In data collected both from the field in 2001 and in a series of experiments over the next two years, researchers found that when they piped the caterpillars directly into the stomachs of six pregnant mares, all six aborted within five days; if they killed the bacteria on the caterpillars first, only three of six aborted, though it took longer, between eleven and twenty-four days.
But how exactly could a caterpillar out in nature harm a fetus wrapped in a mother's womb?

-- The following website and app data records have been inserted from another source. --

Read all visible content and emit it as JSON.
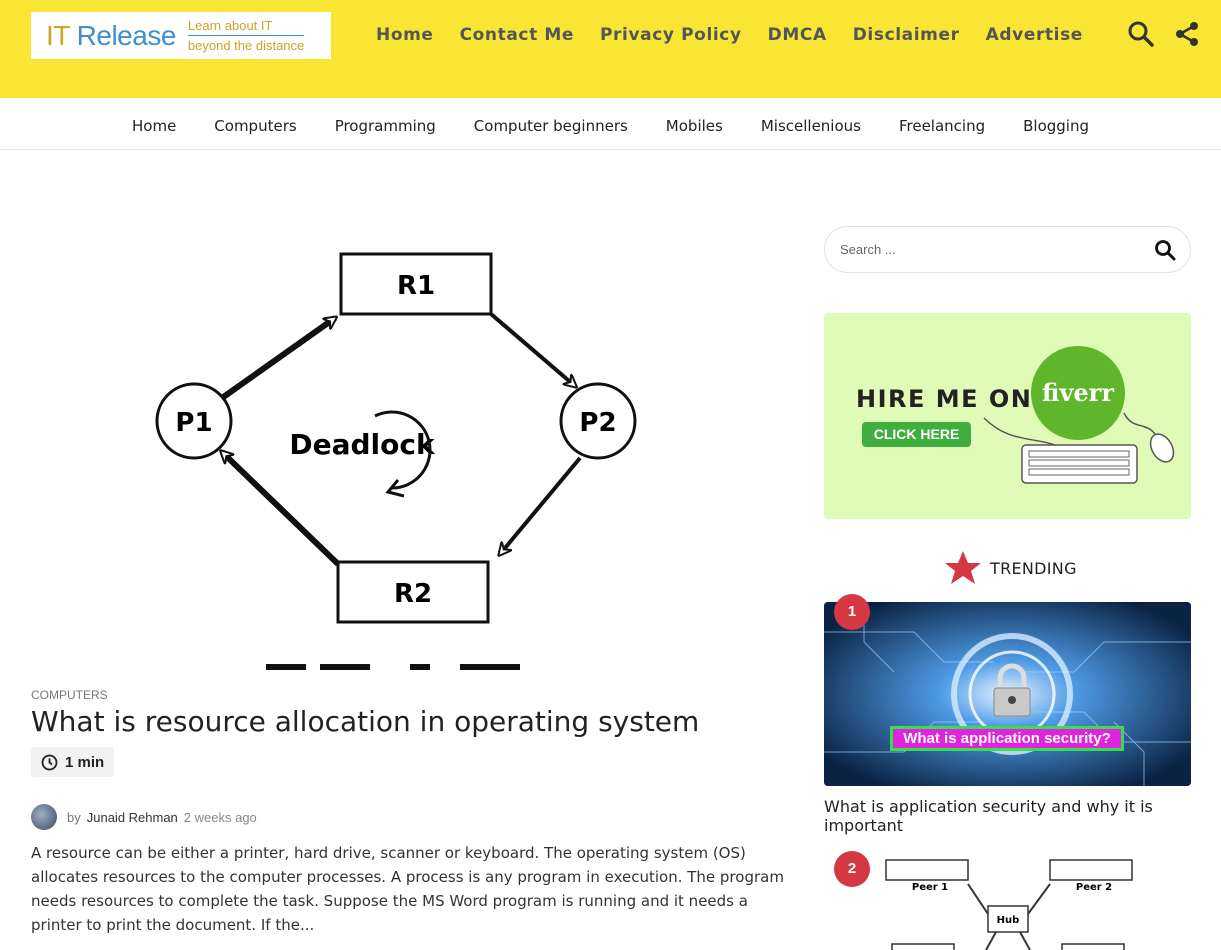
{
  "logo": {
    "brand_it": "IT",
    "brand_release": "Release",
    "tagline_1": "Learn about IT",
    "tagline_2": "beyond the distance"
  },
  "top_nav": [
    "Home",
    "Contact Me",
    "Privacy Policy",
    "DMCA",
    "Disclaimer",
    "Advertise"
  ],
  "top_icons": [
    "search-icon",
    "share-icon"
  ],
  "sub_nav": [
    "Home",
    "Computers",
    "Programming",
    "Computer beginners",
    "Mobiles",
    "Miscellenious",
    "Freelancing",
    "Blogging"
  ],
  "post": {
    "image": {
      "nodes": [
        "R1",
        "P1",
        "P2",
        "R2"
      ],
      "center_label": "Deadlock"
    },
    "category": "COMPUTERS",
    "title": "What is resource allocation in operating system",
    "read_time": "1 min",
    "author_prefix": "by",
    "author": "Junaid Rehman",
    "time_ago": "2 weeks ago",
    "excerpt": "A resource can be either a printer, hard drive, scanner or keyboard. The operating system (OS) allocates resources to the computer processes. A process is any program in execution. The program needs resources to complete the task. Suppose the MS Word program is running and it needs a printer to print the document. If the..."
  },
  "sidebar": {
    "search_placeholder": "Search ...",
    "ad": {
      "hire_text": "HIRE ME ON",
      "brand": "fiverr",
      "cta": "CLICK HERE"
    },
    "trending_label": "TRENDING",
    "trending": [
      {
        "rank": "1",
        "image_caption": "What is application security?",
        "title": "What is application security and why it is important"
      },
      {
        "rank": "2",
        "image_labels": [
          "Peer 1",
          "Peer 2",
          "Hub"
        ]
      }
    ]
  },
  "colors": {
    "header_yellow": "#f9e634",
    "accent_red": "#d33843",
    "fiverr_green": "#5fb62a",
    "ad_background": "#e0fbb7"
  }
}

Well, the caterpillars were all over the pastures, and they even got into the feed, where the mares unknowingly gulped them down. After that, the caterpillars' body, covered in tiny, barbed hair (or “setae”), made it into the equine gastrointestinal tract. There, these tiny hairs, even just fragments of them, pierced through the intestines, carving microscopic holes; in some cases, the hairs then slipped through, entering into the bloodstream, where they would ride around the body and "randomly lodge in distant tissues," wrote Tobin.

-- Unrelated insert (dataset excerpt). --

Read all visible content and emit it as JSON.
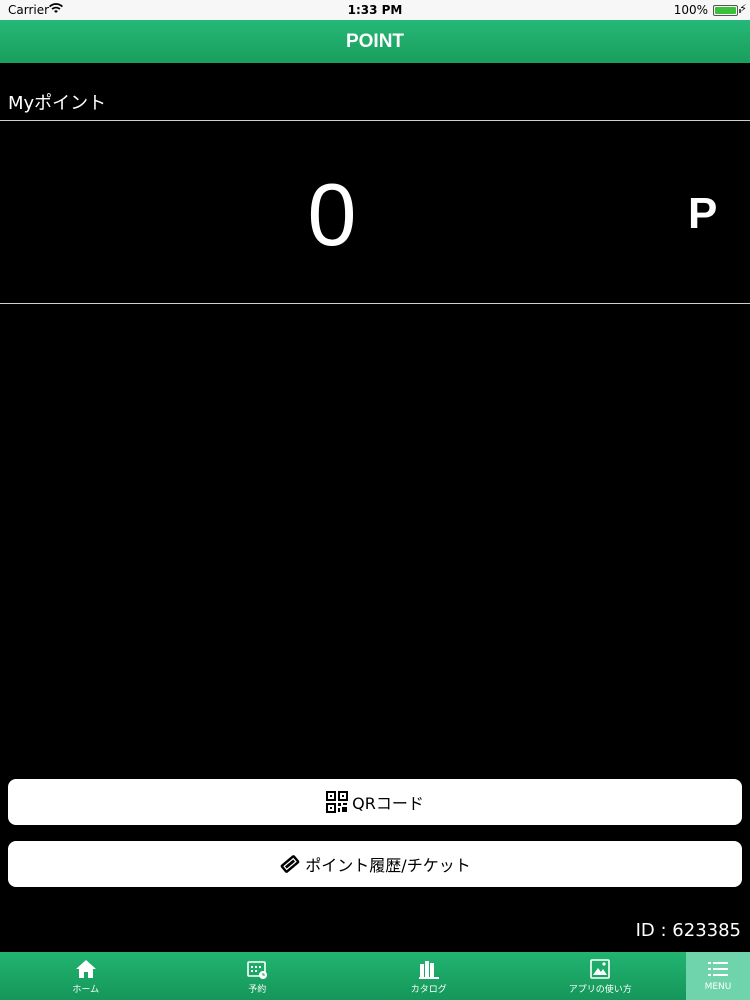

Along for the ride on these tiny hairs were, to quote one journal article, “bacterial ‘hitchhikers,’” any of a number of species of Streptococcus or Actinobacillus. All of the mare’s most robust organs fought off these intruders -- all, that is, but the most immunologically vulnerable: the placenta. The barbs spiked their way into this critical organ -- the connection between mother and baby – and researchers conclude that the combination of the breached placenta and the influx of bacteria triggered the miscarriage. The penetrating setae hypothesis, like mare reproductive loss syndrome itself, is, “biologically unique and without precedent in the biological and medical literature,” according to Tobin’s article.
More than a decade after the fact, every time Graves thinks about the eastern tent caterpillar, she gets tingles down her spine. And to this day, she squishes any and every tent caterpillar she sees, lest it make its way down the gullet of a pregnant mare.
Thanks to scientist Thomas Tobin for his heebie-jeebie inducing photo of eastern tent caterpillars swarming a bucket in Kentucky, during the 2001 outbreak. Kentucky horse owner Graves confessed she didn't have any photos of her own yard or pastures because it was "too gross to even want to document."